I’ve lots more to write, but that’s enough for today – I’ll update you with other goings on shortly.
Happy Monday 🙂

A day off work for Ste means a new cold frame for us all!

Not just 1, but 2!
You may have guessed from the last post or 2, Ste had a couple of holidays to use so took 2 days off.  After putting the new gate up at the weekend, he kept up the pace by working on the new veg garden that we’re putting in.  I say we as he builds it, I’ll grow in it.
We have the 3 raised beds that he made and filled with muck already this year. 

With more of the same wood, which we bought specifically for this job to keep things looking nice, he’s made another bed which will become The Pumpkin Patch for 2017 (I always wanted one from reading about them in books as a kid!)

Taken from the other angle.
 However not only did he make another veg bed, he also made a start on some cold frames.
Not just one, but two!
 

He actually finished them but I don’t have a photo of the cold frames woodwork finished as it was dark when I went to see them after work.
We need to source some glass/plastic for the top of them but have been told to be careful as certain corrugated plastic removes much needed rays from the sun that the plants need to grow? 
Either way – we’re really getting ready for the 2017 and beyond self sufficient veg challenge!

An improvement – new gate

Ste’s been busy as usual.
Our outside space was pretty open plan when we moved in.  That’s because the previous owners had never owned an animal on it in their 27 years of living on it.  It was a larger farm when they owned it too, it was split and sold off (subsequently making them millionaires, so I am guessing they knew that on day 1).  Anyway, I digress.
So when we moved in, to keep animals where they are supposed to be, we started putting fences up and where we needed gates, we used temporary measures. 

We acquired a gate from my Dad who had no use for it and we agreed it would be ideally placed at the side of our barn separating certain animals who don’t get on. 
Ste set about digging a hole for the post we’d attach it to, as we don’t want to be drilling holes in the barn.
Below is the view down to the goose shed (behind the greenhouse) and on to the back of the barn, where the pallet is.
Ste got the gate up in no time and it looks great.  He put a small trellace against the greenhouse to hide the gap.  I wonder if I could grow sweet peas up this in a container, that would look pretty wouldn’t it?  Although I bet the hens would eat it!

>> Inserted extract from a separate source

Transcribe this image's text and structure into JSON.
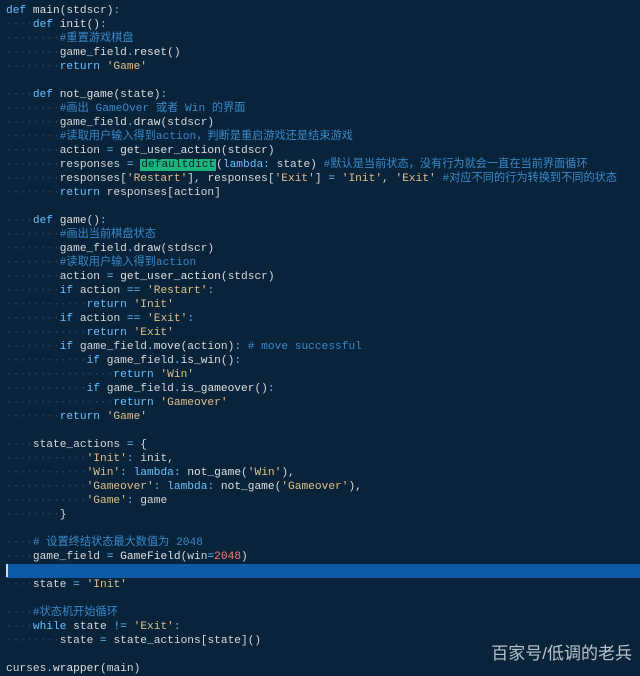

Finished product.

Polytunnel success

This weekend we were very busy with family joining us on Saturday evening and friends on Sunday.  We had to fit in all of the usual jobs plus put the polytunnel up too.  So Saturday we set to work.  I did the usual horses and house jobs then joined Ste with the polytunnel.  He started putting the frame together in the barn.  The weather wasn’t very kind on Saturday but he soldiered on.  I was asked to hold this, lift that and straighten the other.  In no time at all we had the frame up.

 
 

Buddy helped out where he could making sure he checked the bucket’s didn’t have anything worth eating in them and having the odd drink or 2.

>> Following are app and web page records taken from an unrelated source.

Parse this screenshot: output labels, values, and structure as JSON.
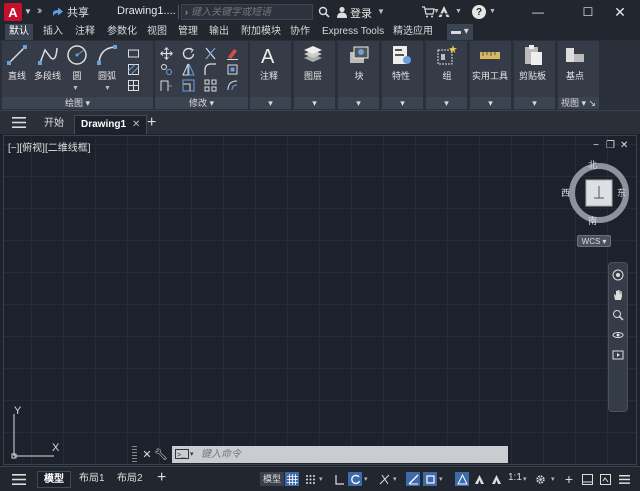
{
  "titlebar": {
    "logo_letter": "A",
    "share_label": "共享",
    "doc_title": "Drawing1....",
    "search_placeholder": "键入关键字或短语",
    "login_label": "登录"
  },
  "ribbon_tabs": [
    {
      "label": "默认",
      "active": true
    },
    {
      "label": "插入"
    },
    {
      "label": "注释"
    },
    {
      "label": "参数化"
    },
    {
      "label": "视图"
    },
    {
      "label": "管理"
    },
    {
      "label": "输出"
    },
    {
      "label": "附加模块"
    },
    {
      "label": "协作"
    },
    {
      "label": "Express Tools"
    },
    {
      "label": "精选应用"
    }
  ],
  "panels": {
    "draw": {
      "label": "绘图",
      "buttons": [
        "直线",
        "多段线",
        "圆",
        "圆弧"
      ]
    },
    "modify": {
      "label": "修改"
    },
    "annotate": {
      "label": "注释"
    },
    "layers": {
      "label": "图层"
    },
    "block": {
      "label": "块"
    },
    "properties": {
      "label": "特性"
    },
    "groups": {
      "label": "组"
    },
    "utilities": {
      "label": "实用工具"
    },
    "clipboard": {
      "label": "剪贴板"
    },
    "view": {
      "label": "视图",
      "base_label": "基点"
    }
  },
  "file_tabs": [
    {
      "label": "开始"
    },
    {
      "label": "Drawing1",
      "active": true,
      "closable": true
    }
  ],
  "canvas": {
    "view_label": "[−][俯视][二维线框]",
    "compass": {
      "north": "北",
      "south": "南",
      "west": "西",
      "east": "东"
    },
    "wcs_label": "WCS",
    "ucs_x": "X",
    "ucs_y": "Y"
  },
  "command_line": {
    "placeholder": "键入命令"
  },
  "statusbar": {
    "layout_tabs": [
      {
        "label": "模型",
        "active": true
      },
      {
        "label": "布局1"
      },
      {
        "label": "布局2"
      }
    ],
    "model_button": "模型",
    "scale": "1:1"
  },
  "colors": {
    "accent": "#3d6aa8",
    "logo": "#c8102e",
    "canvas_bg": "#1c212b"
  }
}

Ryan supervised the whole situation.

Day 2 saw the cover go on.  This is where it started to get tricky.  It was very tight and I can see the zips ripping in no time.  We managed it though and as it has a 12 month guarantee I’ll be sure to keep that in case I need to get a new one.

Then being amazing, Ste knocked up a couple of raised beds and attached them to the frame that’s there (this is how we put the PT up, this is not what’s in the manual).  The weight of that wood will not let that frame go anywhere.  We also dug a trench around the polytunnel and buried the cover in it. 

He then laid the slabs we had stored and they dictated the width of the path.  Lots of rotted muck went in and it was finished. 

All in all I am really pleased.  I think it looks great and it’s ready to provide us some food in the coming year.

In between holding and lifting, I sowed some seeds, clipped off some of the strawberries that I’d taken from runners and forgotten about and gave some of the veg plot a tidy up, giving the chickens their treats too.

I also finally got my potatoes chitting.